Honesty looking outward is easy.

Looking in that mirror isn't.

The demon is always looking back at you.


{Cross-posted and discussed at dailykos.com.}

Friday, February 09, 2007

re: blogging, writing, life

I'm still here. lol.

Though I'm not sure how many of the casual readers who used to check in semi-regularly or quasi-semi regularly off the dKos blogroll will do so now that the dKos link is down. Some folks just don't do bookmarks. I've said this before, but I appreciate your readership however you arrive here.

For what it's worth, I also appreciate links. All bloggers do. Hell, part of what I tried to do during the 2006 elections was to turn this blog over to links to the local and regional blogs. The google page rank here...thanks in part to some high-powered incoming links...in turn helped those blogs. That's how it works.

You can see a few of them, for now, down the side bar of this blog. I'd like to think those links also offered some moral support.

But, yes, that now outdated blog roll, if not this entire blog and my blogging itself, is due for a change/revamp soon. That being given, I don't really have much to say on the meta topic of blogrolls other than to say that one's blogroll is, uh, one's blogroll.

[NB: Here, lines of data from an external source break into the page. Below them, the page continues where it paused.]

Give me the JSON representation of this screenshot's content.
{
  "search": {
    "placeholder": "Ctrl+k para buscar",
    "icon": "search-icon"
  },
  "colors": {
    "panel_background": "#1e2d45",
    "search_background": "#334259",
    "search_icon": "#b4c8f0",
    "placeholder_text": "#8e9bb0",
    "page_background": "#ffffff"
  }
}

If there's anything a blogger has the right to change at will it would be that. In the old days before easy RSS, and for curmudgeons like me, a blogroll was just an easy way to check in with a whole bunch of blogs one reads.

I think Markos putting some focus on local and regional blogs is a fine move. Of course, I'm biased on that topic. Were there politics to kos's blogroll choices? Sure. Everything's political. More to the point, there will be some real economic impact, not to mention personal impact, to all the blogs that used to get a boost from the dkos link. There's no way around that. Dailykos is that huge.

As for me, my blogging, my writing and this blog...we'll just have to see. Traffic has never been a be all and end all for me. For what it's worth, before I dove into covering local blogs last election cycle, I was appreciating the joy of writing and blogging again.

That's something I'd like to do again. Writing for the joy of it.

In the meantime, I've been busy with life. That's just the way it's been. When I have the time to give it the proper consideration, I'm sure I'll come up with my blogging "next move."

Until then, see you on the internets and here at k/o.